you あなた方 anatagata -
- あなた達 anatatachi Polite
- 君達 kimitachi Informal
- お前等 o-maera Rude - Masculine
they, them あの方々 ano katagata Formal
- あの方達 ano katatachi Formal
- あの人達 ano hitotachi -
- 彼等 karera -
- 彼女達 kanojotachi All women

Japanese Grammar Particles 日本語の不変化詞


Japanese Grammar Particles 日本語の不変化詞

Take a look at useful particles in Japanese Grammar.

English grammar has articles and prepositions, but Japanese grammar has particles that follow a noun to show the noun’s function. Japanese particles denote such things as the topic of the sentence; the start point, end point, and direction of the action; the tools and means of the action; and even the subject and direct object of the sentence. Take a look at their English equivalents (if one exists), and their roles in language.

Japanese Types of Questions 日本語の質問の種類


Japanese Types of Questions 日本語の質問の種類

In Japanese, all questions Japanese end in the particle ka.

Ano hito wa dare desu ka. (Who is that person over there?)

Kore wa nan desu ka. (What is this?)

Are wa nan desu ka. (What is that over there?)

Are wa Fujisan desu ka. (Is that Mount Fuji?)

O-namae wa nan desu ka. (What is your name?)

Otearai wa doko desu ka. (Where is the restroom?)

Dochira kara kimashita ka. (Where are you from?)

Tanjôbi wa itsu desu ka. (When is your birthday?)

Itsu ikimasu ka. (When will you go [there]?)

Nan-ji ni shimarimasu ka. (What time do you close?)

Densha wa nan-ji nidemasu ka. (At what time does the train leave?)

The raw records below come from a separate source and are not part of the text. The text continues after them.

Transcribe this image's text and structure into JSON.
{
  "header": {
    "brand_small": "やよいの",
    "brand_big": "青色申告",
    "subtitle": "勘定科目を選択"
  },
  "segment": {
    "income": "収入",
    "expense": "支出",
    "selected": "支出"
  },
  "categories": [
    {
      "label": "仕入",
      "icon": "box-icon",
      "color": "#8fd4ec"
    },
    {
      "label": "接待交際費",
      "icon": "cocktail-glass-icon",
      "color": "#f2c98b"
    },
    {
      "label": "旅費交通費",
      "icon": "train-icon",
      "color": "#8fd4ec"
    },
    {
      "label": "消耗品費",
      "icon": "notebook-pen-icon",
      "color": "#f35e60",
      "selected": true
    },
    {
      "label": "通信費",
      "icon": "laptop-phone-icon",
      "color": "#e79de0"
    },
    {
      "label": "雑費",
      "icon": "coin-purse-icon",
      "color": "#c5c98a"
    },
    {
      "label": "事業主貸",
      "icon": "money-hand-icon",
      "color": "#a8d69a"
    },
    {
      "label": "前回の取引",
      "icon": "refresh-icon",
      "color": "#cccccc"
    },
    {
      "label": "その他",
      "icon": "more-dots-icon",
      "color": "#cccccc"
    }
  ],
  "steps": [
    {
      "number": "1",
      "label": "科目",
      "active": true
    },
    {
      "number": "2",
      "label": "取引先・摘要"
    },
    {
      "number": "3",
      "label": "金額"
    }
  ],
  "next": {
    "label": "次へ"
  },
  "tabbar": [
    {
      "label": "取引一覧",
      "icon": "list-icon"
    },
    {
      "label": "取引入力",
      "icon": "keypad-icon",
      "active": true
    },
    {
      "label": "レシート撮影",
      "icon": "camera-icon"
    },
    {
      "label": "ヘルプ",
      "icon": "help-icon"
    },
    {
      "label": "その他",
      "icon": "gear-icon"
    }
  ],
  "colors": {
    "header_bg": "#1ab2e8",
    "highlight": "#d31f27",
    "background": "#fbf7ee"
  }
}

Chekkuauto wa nan-ji desu ka. (When is checkout time?)

Kore wa ikura desu ka. (How much is this?)